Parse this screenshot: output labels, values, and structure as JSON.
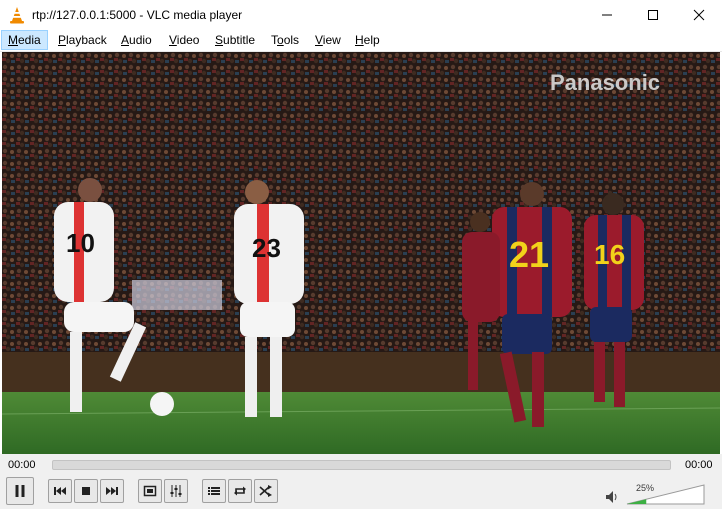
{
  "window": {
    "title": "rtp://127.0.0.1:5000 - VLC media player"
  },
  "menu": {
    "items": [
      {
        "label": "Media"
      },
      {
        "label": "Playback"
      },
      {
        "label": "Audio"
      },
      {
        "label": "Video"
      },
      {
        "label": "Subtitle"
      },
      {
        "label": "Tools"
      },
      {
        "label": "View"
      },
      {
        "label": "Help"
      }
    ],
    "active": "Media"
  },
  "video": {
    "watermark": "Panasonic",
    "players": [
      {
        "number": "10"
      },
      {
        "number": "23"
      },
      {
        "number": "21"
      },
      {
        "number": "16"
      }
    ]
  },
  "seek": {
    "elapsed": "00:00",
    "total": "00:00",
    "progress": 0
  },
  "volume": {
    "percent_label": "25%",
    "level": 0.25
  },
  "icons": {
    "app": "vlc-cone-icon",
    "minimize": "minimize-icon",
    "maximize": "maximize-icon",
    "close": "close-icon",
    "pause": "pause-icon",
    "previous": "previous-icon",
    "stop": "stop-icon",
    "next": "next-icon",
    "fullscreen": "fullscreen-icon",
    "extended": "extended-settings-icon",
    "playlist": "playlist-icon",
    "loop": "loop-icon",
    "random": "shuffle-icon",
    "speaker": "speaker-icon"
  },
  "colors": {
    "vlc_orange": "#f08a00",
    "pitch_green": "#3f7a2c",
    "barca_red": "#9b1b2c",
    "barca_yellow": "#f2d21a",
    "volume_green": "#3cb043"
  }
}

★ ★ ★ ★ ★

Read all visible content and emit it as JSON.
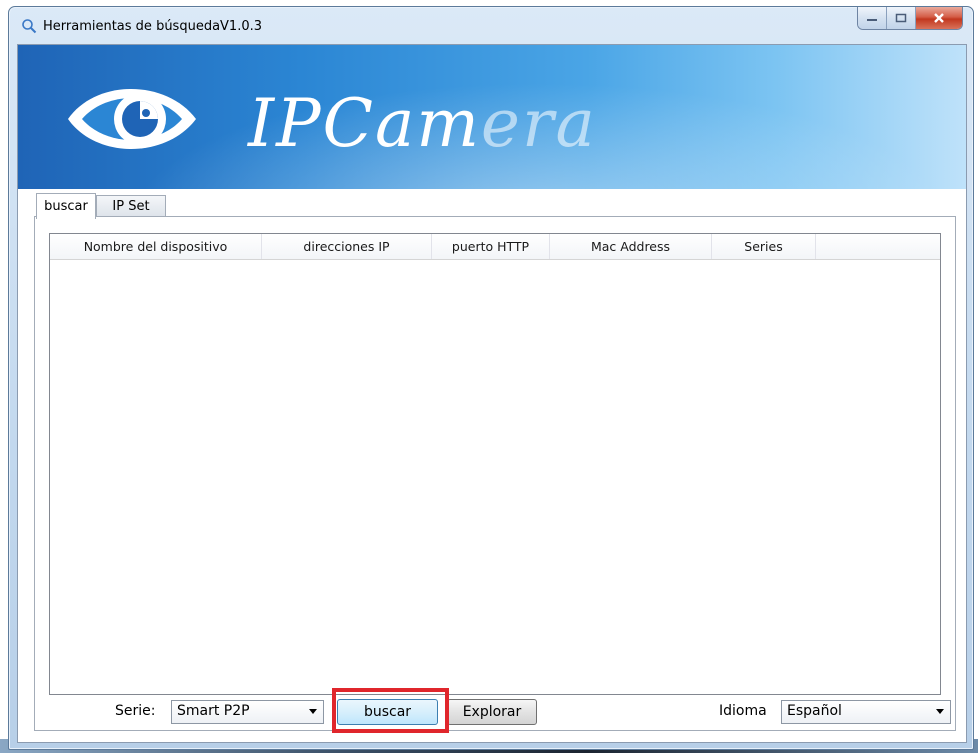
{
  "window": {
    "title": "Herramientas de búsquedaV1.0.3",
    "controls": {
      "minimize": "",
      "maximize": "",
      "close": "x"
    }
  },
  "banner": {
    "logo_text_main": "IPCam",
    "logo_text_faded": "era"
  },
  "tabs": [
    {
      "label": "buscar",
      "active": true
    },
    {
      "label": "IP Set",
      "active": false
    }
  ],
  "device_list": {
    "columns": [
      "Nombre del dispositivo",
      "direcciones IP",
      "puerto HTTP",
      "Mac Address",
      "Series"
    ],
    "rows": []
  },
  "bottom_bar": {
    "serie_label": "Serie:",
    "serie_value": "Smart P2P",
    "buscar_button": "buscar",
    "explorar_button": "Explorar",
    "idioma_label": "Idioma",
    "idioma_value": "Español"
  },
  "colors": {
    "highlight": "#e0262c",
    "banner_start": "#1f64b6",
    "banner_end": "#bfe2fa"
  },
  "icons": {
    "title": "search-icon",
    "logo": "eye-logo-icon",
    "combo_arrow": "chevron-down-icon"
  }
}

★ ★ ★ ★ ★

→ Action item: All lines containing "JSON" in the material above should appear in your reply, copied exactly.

→ Task result:
Parse this screenshot: output labels, values, and structure as JSON.
Read all visible content and emit it as JSON.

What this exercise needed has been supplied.